And right in the Malay heartland of Singapore, is your local boy, Mr Firuz Khan from Haig Road. He has been in the Party longer than I had, since 2006. His service was disrupted when he went with his family to UK for several years, where he started a successful chocolate factory. Then he came back to Singapore in 2010 and continued his service with the Workers’ Party serving Singaporeans.

Firuz’s heart is in the right place. He took a pay cut from his banking career in 1999 to be the principal for the Pertapis Children’s Home, where he had learnt first-hand the issues of those that have fallen through the cracks in the Malay-Muslim community. He is also a hands-on guy, who started and grew the Royce’ Chocolate business for the Japanese company in Singapore and in the region, before starting his own chocolate factory in Wales, UK. Mr Firuz Khan, a hands-on person with commitment to help the vulnerable and needy in the community, your candidate for Marine Parade GRC.

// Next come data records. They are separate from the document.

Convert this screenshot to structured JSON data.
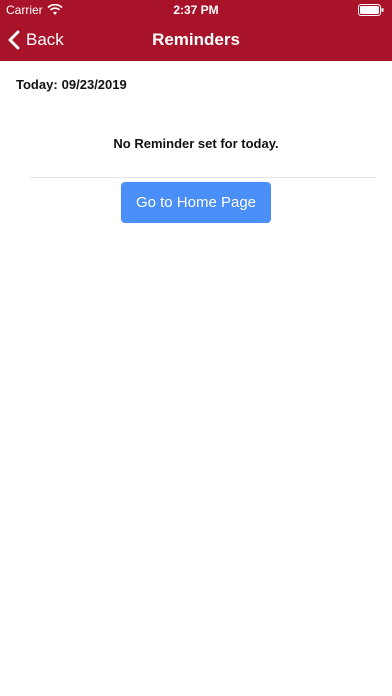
{
  "status_bar": {
    "carrier": "Carrier",
    "time": "2:37 PM",
    "wifi_icon": "wifi-icon",
    "battery_icon": "battery-icon"
  },
  "nav": {
    "back_label": "Back",
    "back_icon": "chevron-left-icon",
    "title": "Reminders"
  },
  "content": {
    "today_label": "Today:",
    "today_date": "09/23/2019",
    "empty_message": "No Reminder set for today.",
    "home_button_label": "Go to Home Page"
  },
  "colors": {
    "header_background": "#a8132a",
    "button_background": "#4a8ef7"
  }
}
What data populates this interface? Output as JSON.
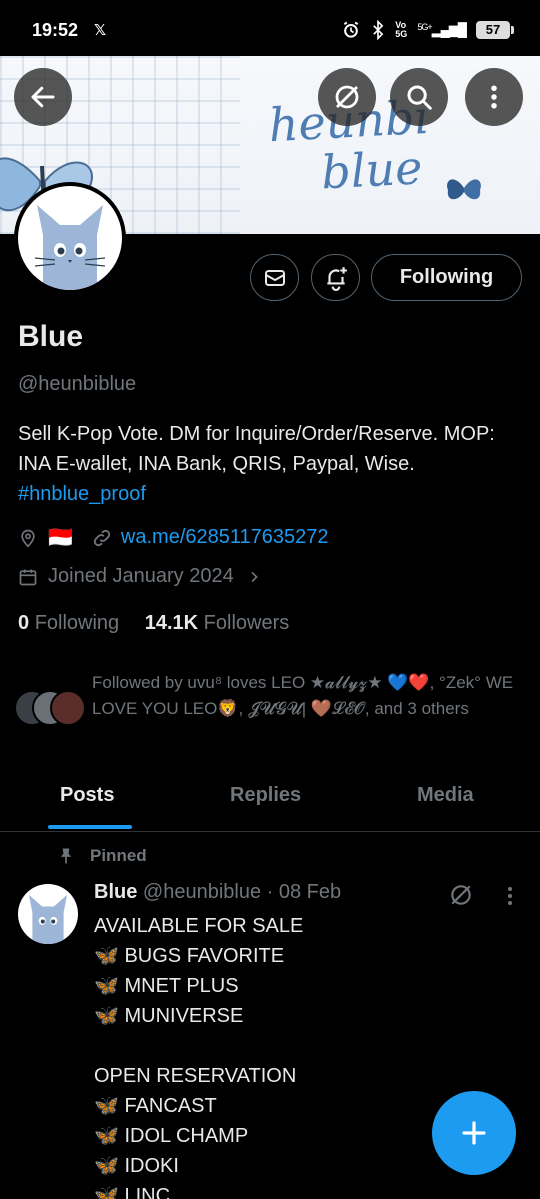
{
  "status_bar": {
    "time": "19:52",
    "notif_icon": "x-logo",
    "battery": "57",
    "network": "5G+"
  },
  "banner": {
    "line1": "heunbi",
    "line2": "blue"
  },
  "header_buttons": {
    "back": "back-arrow-icon",
    "grok": "grok-icon",
    "search": "search-icon",
    "more": "more-vertical-icon"
  },
  "profile": {
    "name": "Blue",
    "handle": "@heunbiblue",
    "bio_text": "Sell K-Pop Vote. DM for Inquire/Order/Reserve. MOP: INA E-wallet, INA Bank, QRIS, Paypal, Wise. ",
    "bio_hashtag": "#hnblue_proof",
    "location_flag": "🇮🇩",
    "website": "wa.me/6285117635272",
    "joined": "Joined January 2024",
    "following_count": "0",
    "following_label": "Following",
    "followers_count": "14.1K",
    "followers_label": "Followers",
    "following_button": "Following"
  },
  "followed_by": {
    "text": "Followed by uvu⁸ loves LEO ★𝓪𝓵𝓵𝔂𝔃★ 💙❤️, °Zek° WE LOVE YOU LEO🦁, 𝓙𝓤𝓖𝓤| 🤎𝓛𝓔𝓞, and 3 others"
  },
  "tabs": [
    {
      "label": "Posts",
      "active": true
    },
    {
      "label": "Replies",
      "active": false
    },
    {
      "label": "Media",
      "active": false
    }
  ],
  "pinned_post": {
    "pinned_label": "Pinned",
    "author_name": "Blue",
    "author_handle": "@heunbiblue",
    "date": "· 08 Feb",
    "lines": [
      "AVAILABLE FOR SALE",
      "🦋 BUGS FAVORITE",
      "🦋 MNET PLUS",
      "🦋 MUNIVERSE",
      "",
      "OPEN RESERVATION",
      "🦋 FANCAST",
      "🦋 IDOL CHAMP",
      "🦋 IDOKI",
      "🦋 LINC"
    ]
  },
  "fab": {
    "icon": "plus-icon"
  },
  "colors": {
    "accent": "#1d9bf0",
    "background": "#000000",
    "muted": "#71767b",
    "text": "#e7e9ea"
  }
}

Last but not least, Mr Ng Foo Eng, Dylan. Foo Eng came from a humble family background, studied in neighbourhood schools, worked his way through university. He found success in his banking career, working in both local and foreign banks. He has built up the wealth management business for the bank from scratch.

Foo Eng is passionate about serving the community, and has served as a volunteer in WP’s grassroots and in the meet-people-sessions. Mr Ng Foo Eng, your candidate for Marine Parade GRC.

This is a team that’s part of the renewal story in the Workers’ Party. This is a team that’s willing to take on the difficult task in what the PAP considers as one of its strongholds, to give you a credible alternative to choose from. We know the challenges are not just in fighting this election. We know there will be lots of start-up issues. This is a team with a good range of complementary strengths and operational expertise that can see this through. “

Candidates and volunteers of Team Marine Blue, 2015 at a Thank You BBQ a week after polling day